Public submissions have made a valuable contribution to helping the Government identify key issues surrounding the proposed closer economic partnership (CEP) with Hong Kong, Trade Negotiations Minister Jim Sutton said today.
He said the written submissions released today showed how seriously many groups and individuals were taking the opportunity to be consulted on this market-building initiative.
"They provide a firm base for the ongoing consultations being held around the country with business, unions, local government, Maori, non-governmental organisations and civil society generally.
"The submissions endorse the importance of this consultation process, which is not only helping to impart information about the opportunities and challenges of a CEP, but is also tapping into a wealth of practical experience about doing business with Hong Kong, and how this might be improved."

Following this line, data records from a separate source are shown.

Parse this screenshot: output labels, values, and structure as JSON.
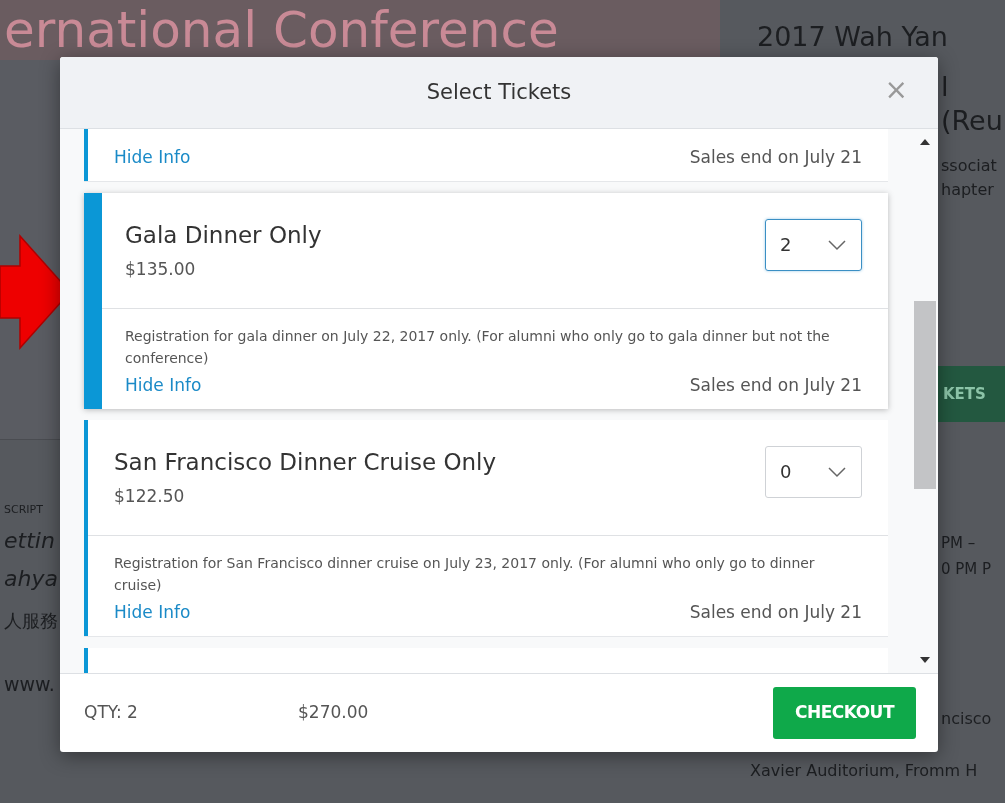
{
  "background_page": {
    "banner_title": "ernational Conference",
    "event_title_lines": [
      "2017 Wah Yan",
      "l",
      "(Reu"
    ],
    "organizer_lines": [
      "ssociat",
      "hapter"
    ],
    "tickets_button": "KETS",
    "section_label": "SCRIPT",
    "description_lines": [
      "ettin",
      "ahya"
    ],
    "chinese_text": "人服務",
    "website": "www.",
    "time_lines": [
      "PM –",
      "0 PM P"
    ],
    "venue_lines": [
      "ncisco",
      "Xavier Auditorium, Fromm H"
    ]
  },
  "modal": {
    "title": "Select Tickets",
    "close": "×",
    "tickets": [
      {
        "link": "Hide Info",
        "sales_end": "Sales end on July 21",
        "selected": false
      },
      {
        "name": "Gala Dinner Only",
        "price": "$135.00",
        "quantity": "2",
        "description": "Registration for gala dinner on July 22, 2017 only. (For alumni who only go to gala dinner but not the conference)",
        "link": "Hide Info",
        "sales_end": "Sales end on July 21",
        "selected": true
      },
      {
        "name": "San Francisco Dinner Cruise Only",
        "price": "$122.50",
        "quantity": "0",
        "description": "Registration for San Francisco dinner cruise on July 23, 2017 only. (For alumni who only go to dinner cruise)",
        "link": "Hide Info",
        "sales_end": "Sales end on July 21",
        "selected": false
      }
    ],
    "footer": {
      "qty": "QTY: 2",
      "total": "$270.00",
      "checkout": "CHECKOUT"
    }
  }
}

Mr Sutton said many groups and individuals had asked the written submissions to be made available as a resource to improve this consultation further.
"I am releasing not only the submissions, but also the first Cabinet paper which includes early feedback from the consultations. I hope this demonstrates this Government's commitment to ensuring the process is as open as possible."
Mr Sutton said some opponents of the CEP negotiation may be surprised at the level of support the initiative was attracting, and the constructive role some affected industries were playing in helping officials to devise workable solutions to some of the challenges they might face. This would continue in step with the negotiations themselves, he said.
"We are not negotiating in stealth."
Mr Sutton said the first round of substantive talks, held in Hong Kong between officials last week, had been productive and positive.
Both sides were pleased with the progress made, he said.
"Both of us have begun compiling and exchanging preliminary proposals and draft texts on key elements in the negotiations ? for example on a framework for services. Work will continue on that.
"There are many complex issues to be worked through, and as a government, we will ensure that any resulting agreement has benefits for our citizens."
The next round of negotiations is scheduled for late September.